My dear reader, if we ever needed an exuberant celebration of Christmas, this is the year! So far, we have been inundated with bad news about THE virus, the economy, and to top it off, we have endured a lot of destructive, cultural chaos.
That just makes the message of Christmas all the more important. Christians sing a lot about joy this time of the year. For example: “Joy to the world! The Lord is come: Let earth receive her King” or “Come, all ye faithful, joyful and triumphant, O come ye, O come ye to Bethlehem.”

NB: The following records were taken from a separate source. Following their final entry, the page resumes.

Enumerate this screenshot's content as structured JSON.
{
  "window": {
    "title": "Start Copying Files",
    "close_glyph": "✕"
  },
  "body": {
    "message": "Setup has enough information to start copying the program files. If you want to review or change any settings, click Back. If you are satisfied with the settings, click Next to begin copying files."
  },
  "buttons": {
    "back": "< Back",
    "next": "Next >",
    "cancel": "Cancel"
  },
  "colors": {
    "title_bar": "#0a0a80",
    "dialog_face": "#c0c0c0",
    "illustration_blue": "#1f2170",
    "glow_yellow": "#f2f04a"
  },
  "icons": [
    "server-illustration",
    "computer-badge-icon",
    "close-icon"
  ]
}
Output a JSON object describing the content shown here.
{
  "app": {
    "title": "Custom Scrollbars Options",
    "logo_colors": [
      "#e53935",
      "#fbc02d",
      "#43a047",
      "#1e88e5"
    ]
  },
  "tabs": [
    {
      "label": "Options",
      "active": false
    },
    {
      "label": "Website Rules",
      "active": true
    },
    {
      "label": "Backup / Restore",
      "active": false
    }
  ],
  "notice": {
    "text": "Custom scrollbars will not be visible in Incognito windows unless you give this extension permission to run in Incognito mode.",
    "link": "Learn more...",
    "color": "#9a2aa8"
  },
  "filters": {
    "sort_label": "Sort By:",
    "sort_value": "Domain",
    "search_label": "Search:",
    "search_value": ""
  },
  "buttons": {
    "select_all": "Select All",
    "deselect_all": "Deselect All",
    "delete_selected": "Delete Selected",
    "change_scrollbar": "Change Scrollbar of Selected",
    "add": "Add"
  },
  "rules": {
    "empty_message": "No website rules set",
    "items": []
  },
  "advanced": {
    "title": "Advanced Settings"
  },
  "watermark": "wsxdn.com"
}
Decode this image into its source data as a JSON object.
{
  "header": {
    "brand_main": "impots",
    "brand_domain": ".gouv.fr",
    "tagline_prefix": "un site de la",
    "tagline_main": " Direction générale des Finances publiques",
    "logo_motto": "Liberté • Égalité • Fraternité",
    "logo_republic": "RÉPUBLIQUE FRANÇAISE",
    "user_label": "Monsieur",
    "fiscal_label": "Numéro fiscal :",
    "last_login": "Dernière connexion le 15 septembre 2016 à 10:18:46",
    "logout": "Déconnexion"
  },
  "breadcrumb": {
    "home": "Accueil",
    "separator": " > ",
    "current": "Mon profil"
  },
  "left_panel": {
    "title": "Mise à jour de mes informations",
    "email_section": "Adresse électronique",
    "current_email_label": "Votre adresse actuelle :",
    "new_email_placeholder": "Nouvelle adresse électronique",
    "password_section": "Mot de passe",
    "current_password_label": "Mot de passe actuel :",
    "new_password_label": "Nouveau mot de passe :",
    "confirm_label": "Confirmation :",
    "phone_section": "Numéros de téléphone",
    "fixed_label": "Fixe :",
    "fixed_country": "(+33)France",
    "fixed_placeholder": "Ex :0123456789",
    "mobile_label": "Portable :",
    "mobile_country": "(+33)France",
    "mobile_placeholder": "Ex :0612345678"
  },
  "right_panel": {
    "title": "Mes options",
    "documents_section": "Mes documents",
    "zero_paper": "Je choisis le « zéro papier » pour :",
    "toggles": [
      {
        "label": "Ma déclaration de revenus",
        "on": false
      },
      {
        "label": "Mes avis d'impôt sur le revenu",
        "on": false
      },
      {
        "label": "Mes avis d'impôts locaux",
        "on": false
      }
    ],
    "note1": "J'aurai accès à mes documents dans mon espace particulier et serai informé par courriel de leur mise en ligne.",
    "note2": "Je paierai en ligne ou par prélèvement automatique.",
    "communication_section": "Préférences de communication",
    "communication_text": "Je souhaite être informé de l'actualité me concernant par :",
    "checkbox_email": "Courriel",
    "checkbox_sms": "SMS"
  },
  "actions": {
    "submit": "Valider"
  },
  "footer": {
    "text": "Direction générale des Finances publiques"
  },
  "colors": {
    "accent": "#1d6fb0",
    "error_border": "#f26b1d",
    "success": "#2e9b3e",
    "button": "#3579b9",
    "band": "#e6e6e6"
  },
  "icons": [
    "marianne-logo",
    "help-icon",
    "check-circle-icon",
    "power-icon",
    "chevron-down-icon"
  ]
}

The problem is that JOY, for the most part, does not describe our world. It never has, and it does seem like it has been worse lately. These words from Isaiah seem to be a more accurate description of the events we hear about every day: “Then they will look to the earth, and behold, distress and darkness, the gloom of anguish; and they will be driven away into darkness” (Isaiah 8:22).
We may think that our world is messed up, but it was even more messed up over 2,000 years ago when Jesus was born. Imperial Rome was in control; the politically powerful oppressed people of different cultures; and the slaves and the poor had little hope of civil or economic justice.

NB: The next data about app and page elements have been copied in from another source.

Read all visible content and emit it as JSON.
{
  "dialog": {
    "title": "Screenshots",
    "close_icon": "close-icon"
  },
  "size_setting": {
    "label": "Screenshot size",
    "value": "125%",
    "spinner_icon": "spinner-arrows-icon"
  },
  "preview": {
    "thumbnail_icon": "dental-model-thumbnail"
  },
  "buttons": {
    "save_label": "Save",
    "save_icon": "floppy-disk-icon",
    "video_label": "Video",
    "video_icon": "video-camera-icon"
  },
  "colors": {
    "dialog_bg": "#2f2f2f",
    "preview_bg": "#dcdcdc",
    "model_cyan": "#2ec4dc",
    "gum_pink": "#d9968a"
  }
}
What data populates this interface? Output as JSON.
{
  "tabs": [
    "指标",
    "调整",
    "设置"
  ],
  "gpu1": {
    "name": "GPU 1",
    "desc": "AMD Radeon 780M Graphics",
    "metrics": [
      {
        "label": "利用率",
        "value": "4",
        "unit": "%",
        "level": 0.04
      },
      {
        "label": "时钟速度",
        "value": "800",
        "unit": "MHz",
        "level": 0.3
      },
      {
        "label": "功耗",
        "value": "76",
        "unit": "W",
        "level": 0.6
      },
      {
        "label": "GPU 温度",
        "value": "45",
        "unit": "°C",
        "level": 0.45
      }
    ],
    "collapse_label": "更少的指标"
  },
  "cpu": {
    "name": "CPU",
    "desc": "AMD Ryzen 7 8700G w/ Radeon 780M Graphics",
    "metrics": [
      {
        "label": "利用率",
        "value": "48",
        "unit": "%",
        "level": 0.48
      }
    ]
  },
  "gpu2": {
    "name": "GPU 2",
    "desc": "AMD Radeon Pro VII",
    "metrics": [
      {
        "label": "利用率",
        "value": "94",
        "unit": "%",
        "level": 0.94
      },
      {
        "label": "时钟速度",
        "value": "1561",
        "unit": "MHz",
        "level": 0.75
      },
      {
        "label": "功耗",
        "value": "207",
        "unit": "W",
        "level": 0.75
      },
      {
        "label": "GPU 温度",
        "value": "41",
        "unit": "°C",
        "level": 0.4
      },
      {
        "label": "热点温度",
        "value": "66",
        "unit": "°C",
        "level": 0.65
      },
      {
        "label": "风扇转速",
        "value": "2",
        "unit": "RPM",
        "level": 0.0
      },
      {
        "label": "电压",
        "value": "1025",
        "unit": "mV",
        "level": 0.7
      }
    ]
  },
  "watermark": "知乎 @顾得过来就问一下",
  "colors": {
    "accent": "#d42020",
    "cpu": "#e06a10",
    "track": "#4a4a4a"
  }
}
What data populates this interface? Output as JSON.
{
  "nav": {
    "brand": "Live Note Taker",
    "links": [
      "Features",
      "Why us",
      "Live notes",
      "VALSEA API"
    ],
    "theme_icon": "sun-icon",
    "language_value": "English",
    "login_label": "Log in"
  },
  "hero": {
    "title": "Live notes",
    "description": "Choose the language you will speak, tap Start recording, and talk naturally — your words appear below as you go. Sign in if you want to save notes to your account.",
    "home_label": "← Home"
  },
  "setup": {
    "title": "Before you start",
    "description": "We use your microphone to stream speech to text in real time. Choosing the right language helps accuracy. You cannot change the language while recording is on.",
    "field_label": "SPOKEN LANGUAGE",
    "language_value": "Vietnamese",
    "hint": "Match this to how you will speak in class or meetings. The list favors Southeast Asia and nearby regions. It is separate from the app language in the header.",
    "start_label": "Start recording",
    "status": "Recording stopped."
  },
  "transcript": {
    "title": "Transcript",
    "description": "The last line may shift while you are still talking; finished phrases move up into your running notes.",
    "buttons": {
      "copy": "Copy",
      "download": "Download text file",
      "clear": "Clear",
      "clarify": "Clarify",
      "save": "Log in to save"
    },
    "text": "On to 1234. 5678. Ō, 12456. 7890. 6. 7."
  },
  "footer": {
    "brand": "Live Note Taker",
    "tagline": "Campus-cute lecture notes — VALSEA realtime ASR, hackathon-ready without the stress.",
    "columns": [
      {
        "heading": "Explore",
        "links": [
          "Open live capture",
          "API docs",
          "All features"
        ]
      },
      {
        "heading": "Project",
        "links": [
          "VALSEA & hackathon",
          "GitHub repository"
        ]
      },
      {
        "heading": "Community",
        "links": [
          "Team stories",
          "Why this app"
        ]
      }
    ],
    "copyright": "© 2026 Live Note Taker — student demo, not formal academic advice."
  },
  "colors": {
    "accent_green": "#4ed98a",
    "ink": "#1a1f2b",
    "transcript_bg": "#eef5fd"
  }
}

Gloom and doom are all around us, but we don’t have to let it depress us. “There will be no more gloom for her who was in anguish; in earlier times He treated the land of Zebulun and the land of Naphtali with contempt, but later on He shall make it glorious…. 2 The people who walk in darkness will see a great light; Those who live in a dark land, the light will shine on them” (Isaiah 9:1–2).

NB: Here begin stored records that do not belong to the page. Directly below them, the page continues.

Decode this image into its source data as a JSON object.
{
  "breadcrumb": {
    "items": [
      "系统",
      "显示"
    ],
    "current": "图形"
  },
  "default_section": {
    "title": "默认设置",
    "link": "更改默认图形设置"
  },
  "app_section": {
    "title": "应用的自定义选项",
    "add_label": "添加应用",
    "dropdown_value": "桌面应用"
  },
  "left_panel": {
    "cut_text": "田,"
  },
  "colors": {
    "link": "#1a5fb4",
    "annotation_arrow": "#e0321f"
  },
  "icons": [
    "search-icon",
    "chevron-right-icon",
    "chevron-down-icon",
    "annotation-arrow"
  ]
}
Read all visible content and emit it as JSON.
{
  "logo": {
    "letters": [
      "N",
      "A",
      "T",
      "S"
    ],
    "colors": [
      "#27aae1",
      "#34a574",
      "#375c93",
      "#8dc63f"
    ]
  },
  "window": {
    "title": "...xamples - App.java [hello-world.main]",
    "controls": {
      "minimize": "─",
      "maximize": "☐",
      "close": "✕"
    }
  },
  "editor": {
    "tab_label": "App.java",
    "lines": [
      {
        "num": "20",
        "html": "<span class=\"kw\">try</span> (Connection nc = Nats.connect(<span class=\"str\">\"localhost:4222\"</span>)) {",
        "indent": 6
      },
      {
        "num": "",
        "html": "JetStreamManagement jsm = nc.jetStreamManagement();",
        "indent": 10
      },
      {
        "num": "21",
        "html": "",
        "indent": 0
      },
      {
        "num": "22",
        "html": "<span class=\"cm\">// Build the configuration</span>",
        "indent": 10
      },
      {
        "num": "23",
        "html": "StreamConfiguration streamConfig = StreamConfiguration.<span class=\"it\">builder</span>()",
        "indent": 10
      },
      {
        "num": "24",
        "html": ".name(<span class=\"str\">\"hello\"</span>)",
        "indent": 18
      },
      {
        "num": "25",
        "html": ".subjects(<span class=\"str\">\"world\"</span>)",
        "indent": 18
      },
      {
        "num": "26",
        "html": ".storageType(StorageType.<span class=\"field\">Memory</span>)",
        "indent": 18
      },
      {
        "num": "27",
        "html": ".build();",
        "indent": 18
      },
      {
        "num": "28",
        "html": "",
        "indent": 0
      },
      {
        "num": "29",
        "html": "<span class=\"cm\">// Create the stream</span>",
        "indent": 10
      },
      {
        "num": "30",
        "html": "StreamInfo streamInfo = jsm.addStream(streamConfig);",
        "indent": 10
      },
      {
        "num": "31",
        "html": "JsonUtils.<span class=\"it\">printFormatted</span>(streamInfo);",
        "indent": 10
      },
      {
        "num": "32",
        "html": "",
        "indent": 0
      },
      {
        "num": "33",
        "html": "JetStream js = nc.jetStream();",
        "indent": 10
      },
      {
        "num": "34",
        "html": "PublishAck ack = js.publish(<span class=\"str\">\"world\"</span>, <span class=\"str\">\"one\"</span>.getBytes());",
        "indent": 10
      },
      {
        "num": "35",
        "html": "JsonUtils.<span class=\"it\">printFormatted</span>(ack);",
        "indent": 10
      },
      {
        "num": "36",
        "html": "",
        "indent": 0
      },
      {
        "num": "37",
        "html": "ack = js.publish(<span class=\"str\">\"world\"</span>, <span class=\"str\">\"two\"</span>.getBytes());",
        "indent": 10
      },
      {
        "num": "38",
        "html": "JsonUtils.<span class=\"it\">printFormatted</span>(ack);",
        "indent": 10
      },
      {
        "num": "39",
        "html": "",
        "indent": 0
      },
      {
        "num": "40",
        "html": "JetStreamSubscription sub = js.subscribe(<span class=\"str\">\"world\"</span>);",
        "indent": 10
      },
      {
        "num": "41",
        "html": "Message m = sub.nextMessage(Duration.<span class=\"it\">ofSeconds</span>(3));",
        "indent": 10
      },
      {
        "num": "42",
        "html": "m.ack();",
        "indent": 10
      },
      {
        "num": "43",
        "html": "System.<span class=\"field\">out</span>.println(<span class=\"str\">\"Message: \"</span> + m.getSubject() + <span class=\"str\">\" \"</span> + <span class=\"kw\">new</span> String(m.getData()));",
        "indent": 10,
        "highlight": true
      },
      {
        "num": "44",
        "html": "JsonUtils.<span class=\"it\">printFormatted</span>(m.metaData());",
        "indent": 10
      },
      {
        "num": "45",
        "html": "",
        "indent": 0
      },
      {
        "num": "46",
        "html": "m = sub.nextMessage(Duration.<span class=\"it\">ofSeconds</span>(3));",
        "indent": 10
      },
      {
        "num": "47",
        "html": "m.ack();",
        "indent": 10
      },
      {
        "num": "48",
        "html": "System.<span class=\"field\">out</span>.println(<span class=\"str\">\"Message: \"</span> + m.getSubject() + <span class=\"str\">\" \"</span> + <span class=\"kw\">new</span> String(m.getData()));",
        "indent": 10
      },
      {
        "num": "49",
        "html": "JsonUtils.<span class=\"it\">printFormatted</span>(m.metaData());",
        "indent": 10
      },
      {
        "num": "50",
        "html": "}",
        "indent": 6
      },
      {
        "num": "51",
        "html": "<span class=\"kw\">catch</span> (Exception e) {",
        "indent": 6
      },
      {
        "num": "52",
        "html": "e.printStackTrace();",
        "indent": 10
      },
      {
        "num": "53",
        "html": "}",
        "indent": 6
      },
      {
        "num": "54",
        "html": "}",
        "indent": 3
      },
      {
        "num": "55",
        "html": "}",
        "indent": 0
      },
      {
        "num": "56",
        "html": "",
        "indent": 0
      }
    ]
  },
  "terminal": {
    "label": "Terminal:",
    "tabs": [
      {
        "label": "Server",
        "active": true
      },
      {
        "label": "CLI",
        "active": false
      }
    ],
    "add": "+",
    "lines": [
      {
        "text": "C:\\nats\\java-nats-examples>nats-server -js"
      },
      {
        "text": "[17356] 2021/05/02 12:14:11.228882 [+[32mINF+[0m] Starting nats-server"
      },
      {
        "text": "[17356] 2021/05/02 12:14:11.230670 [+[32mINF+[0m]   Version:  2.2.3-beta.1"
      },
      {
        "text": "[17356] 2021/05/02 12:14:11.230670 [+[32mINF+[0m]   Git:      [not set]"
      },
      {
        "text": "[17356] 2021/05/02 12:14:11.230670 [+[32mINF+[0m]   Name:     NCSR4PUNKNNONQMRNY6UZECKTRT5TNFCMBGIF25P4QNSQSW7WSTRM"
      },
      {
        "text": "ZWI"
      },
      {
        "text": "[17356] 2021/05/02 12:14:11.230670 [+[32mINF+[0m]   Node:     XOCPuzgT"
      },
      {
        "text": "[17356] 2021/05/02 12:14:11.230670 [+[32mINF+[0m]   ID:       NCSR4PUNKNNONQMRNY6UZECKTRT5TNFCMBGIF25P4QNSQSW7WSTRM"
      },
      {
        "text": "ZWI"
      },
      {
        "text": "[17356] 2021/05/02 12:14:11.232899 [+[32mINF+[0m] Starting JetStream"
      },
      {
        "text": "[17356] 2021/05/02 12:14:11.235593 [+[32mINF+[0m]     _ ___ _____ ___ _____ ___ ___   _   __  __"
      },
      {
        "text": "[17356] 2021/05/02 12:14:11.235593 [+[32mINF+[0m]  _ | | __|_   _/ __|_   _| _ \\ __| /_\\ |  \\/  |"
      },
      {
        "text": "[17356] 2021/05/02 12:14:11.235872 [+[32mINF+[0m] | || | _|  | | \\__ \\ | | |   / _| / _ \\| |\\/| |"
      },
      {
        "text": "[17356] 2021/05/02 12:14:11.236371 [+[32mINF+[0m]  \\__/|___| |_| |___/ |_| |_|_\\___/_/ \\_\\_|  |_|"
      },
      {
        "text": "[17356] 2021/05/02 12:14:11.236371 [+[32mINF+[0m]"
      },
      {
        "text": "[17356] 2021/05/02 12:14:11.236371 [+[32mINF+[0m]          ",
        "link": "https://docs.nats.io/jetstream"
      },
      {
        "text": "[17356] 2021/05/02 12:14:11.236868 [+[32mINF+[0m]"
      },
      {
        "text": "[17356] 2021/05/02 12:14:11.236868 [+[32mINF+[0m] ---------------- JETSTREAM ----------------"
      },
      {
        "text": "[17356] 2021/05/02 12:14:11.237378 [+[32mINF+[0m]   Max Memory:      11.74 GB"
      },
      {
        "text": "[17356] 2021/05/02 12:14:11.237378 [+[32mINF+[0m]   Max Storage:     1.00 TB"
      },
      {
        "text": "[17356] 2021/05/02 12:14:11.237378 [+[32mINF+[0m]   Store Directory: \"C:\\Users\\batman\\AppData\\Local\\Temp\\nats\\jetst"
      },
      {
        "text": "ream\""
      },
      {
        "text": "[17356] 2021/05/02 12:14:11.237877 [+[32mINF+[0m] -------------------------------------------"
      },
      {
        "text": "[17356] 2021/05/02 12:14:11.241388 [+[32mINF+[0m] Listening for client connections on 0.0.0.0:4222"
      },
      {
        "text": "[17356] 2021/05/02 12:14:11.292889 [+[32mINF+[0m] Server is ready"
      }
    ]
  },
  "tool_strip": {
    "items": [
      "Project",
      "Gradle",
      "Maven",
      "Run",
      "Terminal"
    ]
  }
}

There was a lot of light surrounding the birth of Jesus. When an angel announced Christ’s birth to some shepherds outside of Bethlehem, “… the glory of the Lord shone around them….” (Luke 2:9). It was the brightness of a star that led wise men from the east to come and worship Jesus (see Matthew 2:1-10). Later Jesus proclaimed that He is a light that defeats darkness. “… I am the Light of the world; he who follows Me will not walk in the darkness, but will have the Light of life” (John 8:12).
2020 may appear unending, but it isn’t. If you are a follower of Jesus Christ, the darkness will never crush you. “For whatever is born of God overcomes the world; and this is the victory that has overcome the world—our faith” (1 John 5:4). In other words, peace calms our hearts as we put our trust in Jesus: “Do not let your heart be troubled; believe in God, believe also in Me” (John 14:1).
Let’s keep “fixing our eyes on Jesus, the author, and perfecter of faith…” (Hebrews 12:2).
Merry Christmas! Regardless of what lies ahead personally or politically for us, remember: The purpose of the Lord will stand!
Bethel Chapel Church is located at K & Lycoming Streets in Juniata Park. You can email Rev. Scudder at DaveBethel@gmail.com His column appears weekly in the Juniata News.